## Work order
Please copy each line of the data that includes the string "GRNs".

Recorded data
____________
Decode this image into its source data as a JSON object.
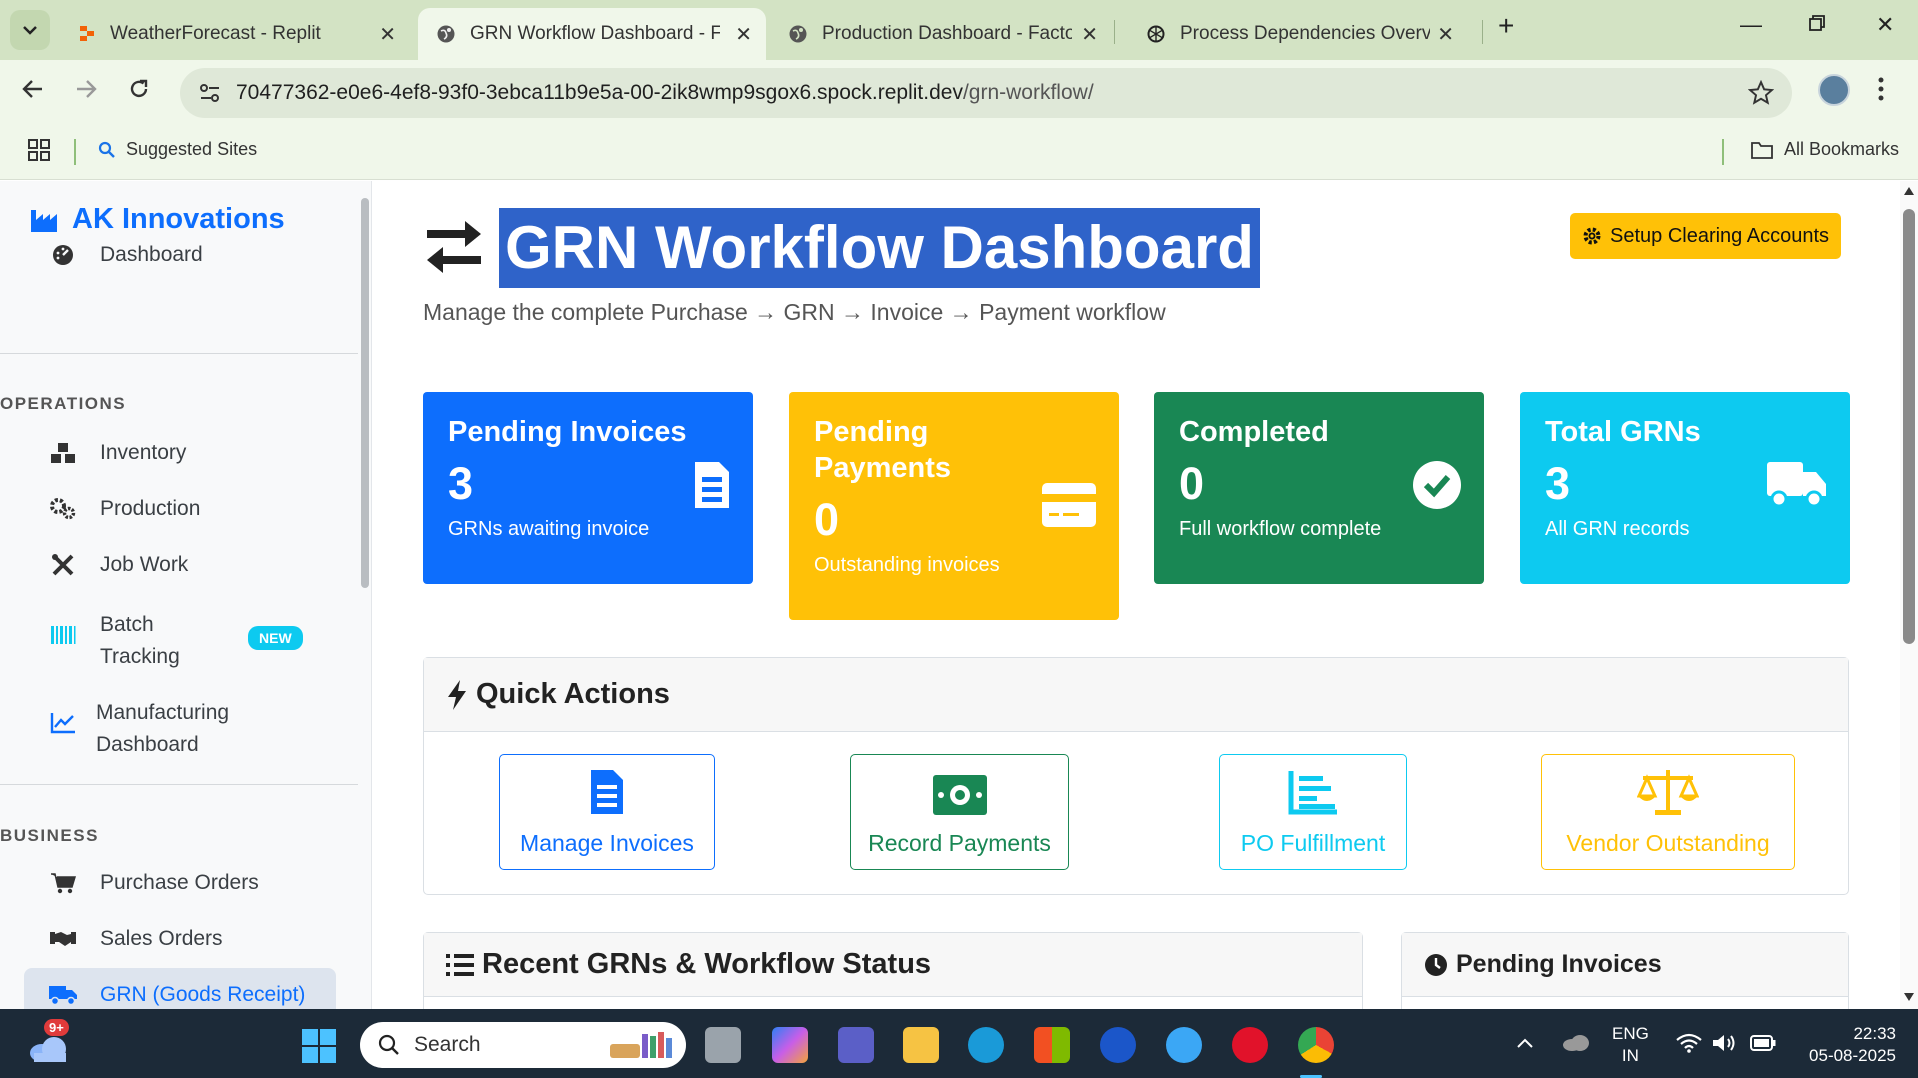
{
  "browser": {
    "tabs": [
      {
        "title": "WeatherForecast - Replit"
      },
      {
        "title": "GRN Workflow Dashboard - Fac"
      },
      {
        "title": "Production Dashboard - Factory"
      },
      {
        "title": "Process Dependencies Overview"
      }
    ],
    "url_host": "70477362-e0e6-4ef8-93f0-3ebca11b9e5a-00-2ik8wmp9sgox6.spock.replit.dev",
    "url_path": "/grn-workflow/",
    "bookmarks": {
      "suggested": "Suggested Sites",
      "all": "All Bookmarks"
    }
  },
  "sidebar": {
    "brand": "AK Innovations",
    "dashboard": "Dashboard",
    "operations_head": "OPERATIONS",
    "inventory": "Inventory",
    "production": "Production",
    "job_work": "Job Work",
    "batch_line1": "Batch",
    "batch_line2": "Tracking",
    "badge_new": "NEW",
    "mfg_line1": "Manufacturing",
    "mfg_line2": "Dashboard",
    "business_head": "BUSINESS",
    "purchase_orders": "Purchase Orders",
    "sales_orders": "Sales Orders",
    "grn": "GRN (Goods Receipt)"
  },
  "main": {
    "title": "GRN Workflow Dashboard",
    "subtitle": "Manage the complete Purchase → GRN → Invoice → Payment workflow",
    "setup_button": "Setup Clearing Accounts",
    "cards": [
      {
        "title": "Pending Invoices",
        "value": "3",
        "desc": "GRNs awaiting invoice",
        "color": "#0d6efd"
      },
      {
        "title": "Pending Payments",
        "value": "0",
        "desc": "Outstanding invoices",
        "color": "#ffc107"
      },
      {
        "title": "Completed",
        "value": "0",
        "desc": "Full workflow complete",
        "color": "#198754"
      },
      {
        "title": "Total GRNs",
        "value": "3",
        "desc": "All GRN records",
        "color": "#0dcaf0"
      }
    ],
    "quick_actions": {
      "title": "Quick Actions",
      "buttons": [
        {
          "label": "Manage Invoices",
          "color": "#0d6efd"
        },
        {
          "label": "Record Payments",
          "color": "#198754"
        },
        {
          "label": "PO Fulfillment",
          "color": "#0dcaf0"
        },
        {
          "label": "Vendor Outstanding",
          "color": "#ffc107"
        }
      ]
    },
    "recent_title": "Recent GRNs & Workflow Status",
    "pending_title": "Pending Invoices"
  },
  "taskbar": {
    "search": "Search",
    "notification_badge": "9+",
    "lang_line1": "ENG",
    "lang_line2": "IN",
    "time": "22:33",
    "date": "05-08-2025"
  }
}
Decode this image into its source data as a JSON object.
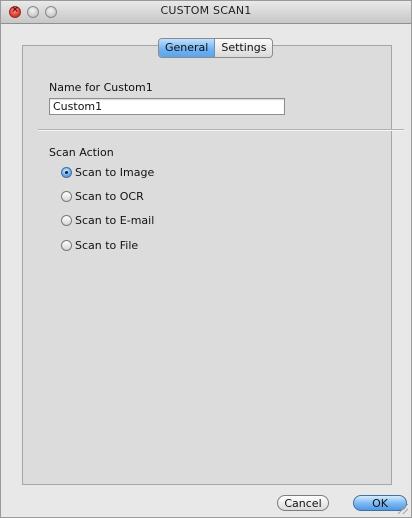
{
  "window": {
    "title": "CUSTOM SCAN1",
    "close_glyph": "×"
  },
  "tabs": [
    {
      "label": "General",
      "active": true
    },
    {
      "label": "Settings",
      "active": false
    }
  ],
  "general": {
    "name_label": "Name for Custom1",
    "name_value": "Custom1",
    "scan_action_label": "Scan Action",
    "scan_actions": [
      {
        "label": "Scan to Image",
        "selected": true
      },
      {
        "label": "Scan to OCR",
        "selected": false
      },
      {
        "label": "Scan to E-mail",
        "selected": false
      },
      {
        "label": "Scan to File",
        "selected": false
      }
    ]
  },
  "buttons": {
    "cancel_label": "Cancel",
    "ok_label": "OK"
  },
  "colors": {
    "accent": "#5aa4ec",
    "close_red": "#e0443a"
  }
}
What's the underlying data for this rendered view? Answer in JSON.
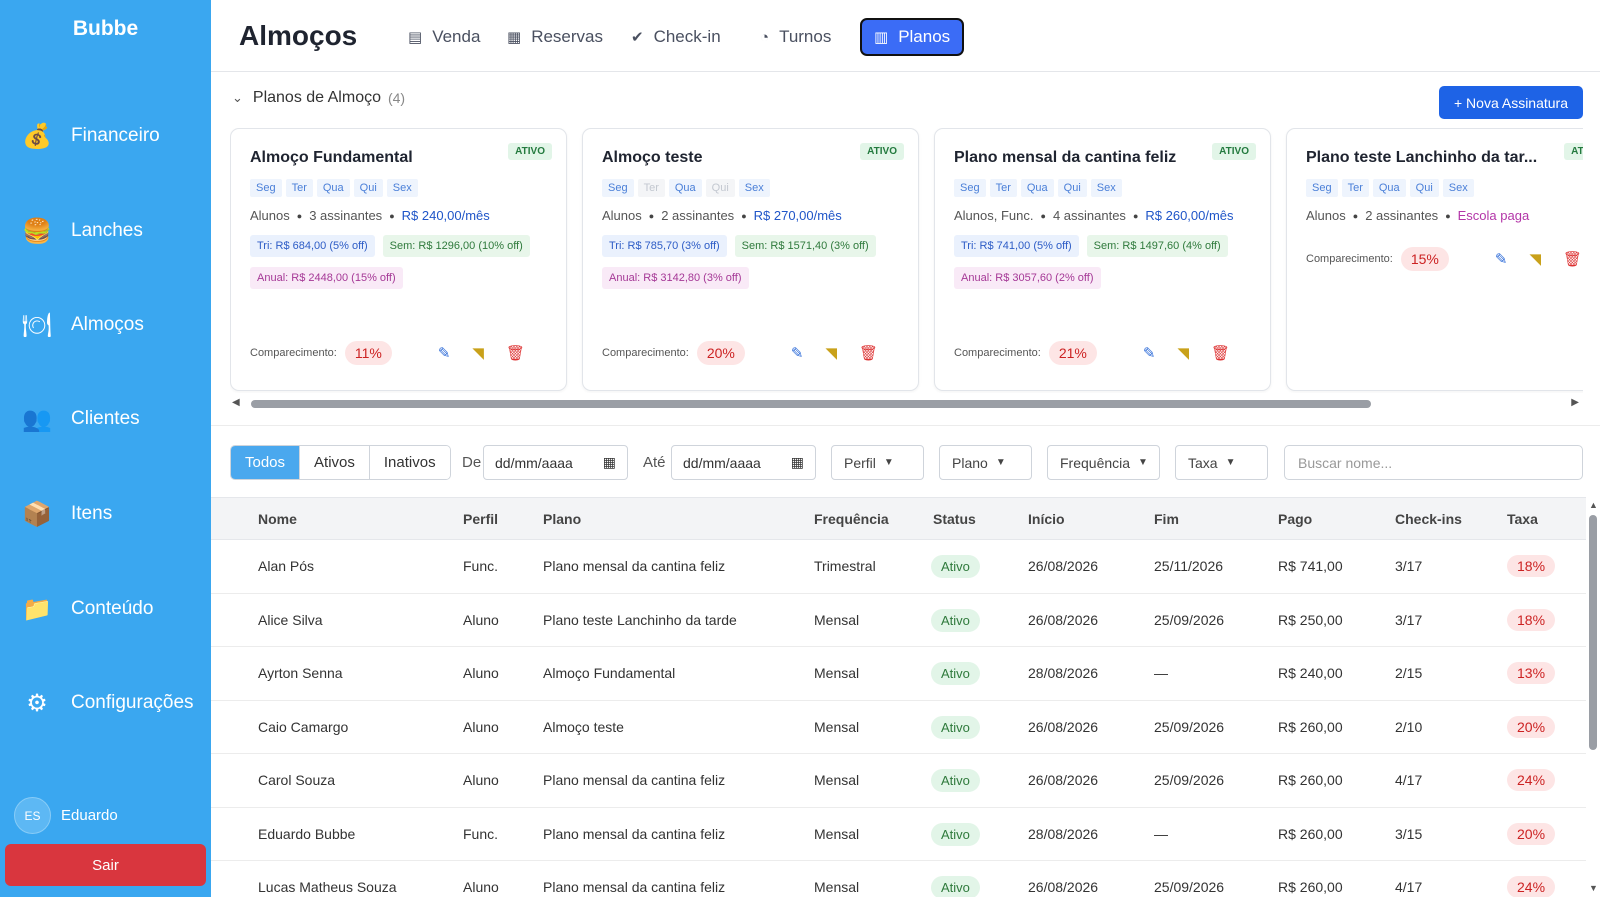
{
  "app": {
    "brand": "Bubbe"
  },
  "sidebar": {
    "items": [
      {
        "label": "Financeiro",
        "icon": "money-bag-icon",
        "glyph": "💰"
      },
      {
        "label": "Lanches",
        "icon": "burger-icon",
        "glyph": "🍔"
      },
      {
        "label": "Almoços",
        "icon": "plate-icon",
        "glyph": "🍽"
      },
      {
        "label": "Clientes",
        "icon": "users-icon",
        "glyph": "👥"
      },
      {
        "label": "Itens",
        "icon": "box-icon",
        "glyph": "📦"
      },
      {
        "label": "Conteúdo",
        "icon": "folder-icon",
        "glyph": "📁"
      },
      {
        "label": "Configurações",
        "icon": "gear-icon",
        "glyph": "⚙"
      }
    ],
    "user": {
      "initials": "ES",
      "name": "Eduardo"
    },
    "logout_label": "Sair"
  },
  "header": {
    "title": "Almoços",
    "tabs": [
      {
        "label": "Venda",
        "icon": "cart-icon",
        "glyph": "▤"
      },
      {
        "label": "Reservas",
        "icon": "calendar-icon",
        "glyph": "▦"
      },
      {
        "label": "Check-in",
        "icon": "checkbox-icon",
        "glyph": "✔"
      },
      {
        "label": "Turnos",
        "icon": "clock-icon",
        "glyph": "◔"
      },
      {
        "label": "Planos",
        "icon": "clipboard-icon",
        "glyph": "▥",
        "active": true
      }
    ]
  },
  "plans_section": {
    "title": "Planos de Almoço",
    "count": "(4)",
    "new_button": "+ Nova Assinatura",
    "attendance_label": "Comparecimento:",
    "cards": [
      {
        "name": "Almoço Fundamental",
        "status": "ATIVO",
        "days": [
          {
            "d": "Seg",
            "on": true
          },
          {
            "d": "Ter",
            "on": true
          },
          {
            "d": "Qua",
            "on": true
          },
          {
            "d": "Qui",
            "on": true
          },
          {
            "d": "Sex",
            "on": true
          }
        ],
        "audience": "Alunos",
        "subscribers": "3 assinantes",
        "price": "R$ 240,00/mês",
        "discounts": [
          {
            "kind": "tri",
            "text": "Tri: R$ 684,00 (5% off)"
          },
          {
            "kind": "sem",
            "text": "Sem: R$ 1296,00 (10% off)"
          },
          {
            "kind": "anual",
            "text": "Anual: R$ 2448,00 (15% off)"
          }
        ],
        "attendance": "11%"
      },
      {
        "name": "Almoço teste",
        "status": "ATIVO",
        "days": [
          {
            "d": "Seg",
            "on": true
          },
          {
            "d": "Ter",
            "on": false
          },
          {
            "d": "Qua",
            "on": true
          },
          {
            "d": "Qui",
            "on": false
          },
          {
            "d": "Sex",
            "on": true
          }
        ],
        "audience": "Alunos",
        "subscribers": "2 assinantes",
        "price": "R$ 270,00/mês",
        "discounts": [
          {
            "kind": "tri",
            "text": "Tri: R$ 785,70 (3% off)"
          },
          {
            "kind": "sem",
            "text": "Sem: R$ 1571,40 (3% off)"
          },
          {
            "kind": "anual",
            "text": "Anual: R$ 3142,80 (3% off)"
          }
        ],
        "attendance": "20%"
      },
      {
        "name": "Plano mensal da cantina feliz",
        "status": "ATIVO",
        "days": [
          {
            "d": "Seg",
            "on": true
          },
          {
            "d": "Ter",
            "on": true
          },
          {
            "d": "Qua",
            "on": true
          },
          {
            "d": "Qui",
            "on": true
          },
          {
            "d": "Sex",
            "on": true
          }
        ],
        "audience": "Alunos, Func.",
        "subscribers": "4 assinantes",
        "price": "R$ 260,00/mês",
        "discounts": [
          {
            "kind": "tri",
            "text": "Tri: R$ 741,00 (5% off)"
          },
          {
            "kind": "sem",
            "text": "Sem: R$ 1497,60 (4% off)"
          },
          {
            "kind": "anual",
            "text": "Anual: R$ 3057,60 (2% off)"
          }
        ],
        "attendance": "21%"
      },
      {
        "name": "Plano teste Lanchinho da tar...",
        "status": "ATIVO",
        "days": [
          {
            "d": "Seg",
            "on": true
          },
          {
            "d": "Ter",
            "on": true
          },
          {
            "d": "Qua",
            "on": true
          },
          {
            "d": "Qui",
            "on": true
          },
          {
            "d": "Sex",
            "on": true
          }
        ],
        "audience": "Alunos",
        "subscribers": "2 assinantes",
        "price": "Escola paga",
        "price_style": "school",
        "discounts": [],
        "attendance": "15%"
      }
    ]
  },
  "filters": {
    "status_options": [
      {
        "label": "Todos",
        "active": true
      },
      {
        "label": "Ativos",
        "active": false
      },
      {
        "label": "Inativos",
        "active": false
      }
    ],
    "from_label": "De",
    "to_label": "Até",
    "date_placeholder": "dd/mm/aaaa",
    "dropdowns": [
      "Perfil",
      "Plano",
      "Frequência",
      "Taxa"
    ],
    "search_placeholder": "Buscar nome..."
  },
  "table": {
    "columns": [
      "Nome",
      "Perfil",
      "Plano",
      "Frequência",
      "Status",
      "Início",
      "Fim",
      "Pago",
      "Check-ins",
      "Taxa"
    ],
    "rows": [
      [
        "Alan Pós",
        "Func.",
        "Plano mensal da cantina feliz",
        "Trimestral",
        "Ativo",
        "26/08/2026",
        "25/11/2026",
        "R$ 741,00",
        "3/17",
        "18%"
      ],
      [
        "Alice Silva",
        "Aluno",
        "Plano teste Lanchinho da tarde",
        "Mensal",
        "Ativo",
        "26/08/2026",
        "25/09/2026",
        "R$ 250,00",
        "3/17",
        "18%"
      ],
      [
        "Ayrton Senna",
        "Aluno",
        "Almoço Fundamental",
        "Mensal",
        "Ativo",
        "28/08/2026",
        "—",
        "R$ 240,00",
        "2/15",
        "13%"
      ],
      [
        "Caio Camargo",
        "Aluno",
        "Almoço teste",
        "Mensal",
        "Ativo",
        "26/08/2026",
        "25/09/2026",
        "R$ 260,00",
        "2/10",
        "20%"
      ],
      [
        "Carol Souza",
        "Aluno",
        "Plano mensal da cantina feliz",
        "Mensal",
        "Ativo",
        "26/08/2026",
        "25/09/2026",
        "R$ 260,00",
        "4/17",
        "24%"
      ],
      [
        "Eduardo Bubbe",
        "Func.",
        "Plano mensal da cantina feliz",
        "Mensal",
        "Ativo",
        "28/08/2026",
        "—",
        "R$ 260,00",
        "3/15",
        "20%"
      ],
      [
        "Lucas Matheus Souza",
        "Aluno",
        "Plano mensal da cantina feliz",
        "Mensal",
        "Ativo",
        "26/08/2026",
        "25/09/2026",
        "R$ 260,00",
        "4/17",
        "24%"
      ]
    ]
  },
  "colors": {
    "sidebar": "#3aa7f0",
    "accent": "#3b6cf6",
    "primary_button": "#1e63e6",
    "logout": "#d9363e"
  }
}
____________
## Response area
        "desc": "GRNs awaiting invoice",
        "title": "Total GRNs",
    "recent_title": "Recent GRNs & Workflow Status",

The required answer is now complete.